* INSTRUCTIONS FOR THE TASK *
Aside from the pictures, the entries should be given again exactly.
=== Section Start ===
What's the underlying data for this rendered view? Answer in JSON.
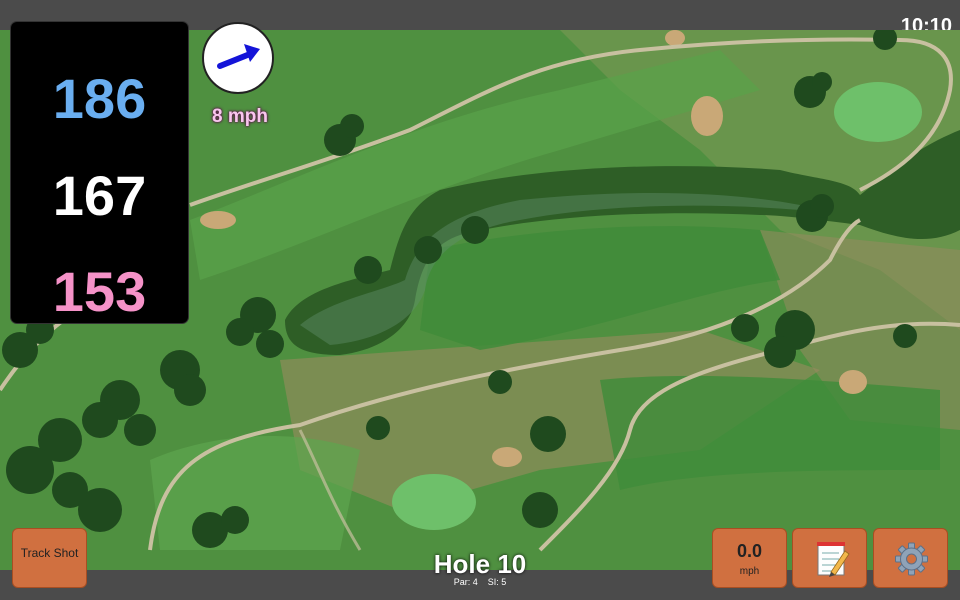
{
  "status": {
    "time": "10:10"
  },
  "distances": {
    "back": "186",
    "middle": "167",
    "front": "153"
  },
  "wind": {
    "label": "8 mph",
    "icon": "wind-arrow-icon"
  },
  "hole": {
    "title": "Hole 10",
    "par_label": "Par: 4",
    "si_label": "SI: 5"
  },
  "buttons": {
    "track_shot": "Track Shot",
    "speed_value": "0.0",
    "speed_unit": "mph",
    "notes_icon": "notepad-icon",
    "settings_icon": "gear-icon"
  },
  "colors": {
    "back": "#6aaef0",
    "middle": "#ffffff",
    "front": "#f592c8",
    "button": "#d07040",
    "water": "#2e5e26"
  }
}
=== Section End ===
* YOUR RESPONSE *
What's the underlying data for this rendered view? Answer in JSON.
{
  "status": {
    "time": "10:10"
  },
  "distances": {
    "back": "186",
    "middle": "167",
    "front": "153"
  },
  "wind": {
    "label": "8 mph",
    "icon": "wind-arrow-icon"
  },
  "hole": {
    "title": "Hole 10",
    "par_label": "Par: 4",
    "si_label": "SI: 5"
  },
  "buttons": {
    "track_shot": "Track Shot",
    "speed_value": "0.0",
    "speed_unit": "mph",
    "notes_icon": "notepad-icon",
    "settings_icon": "gear-icon"
  },
  "colors": {
    "back": "#6aaef0",
    "middle": "#ffffff",
    "front": "#f592c8",
    "button": "#d07040",
    "water": "#2e5e26"
  }
}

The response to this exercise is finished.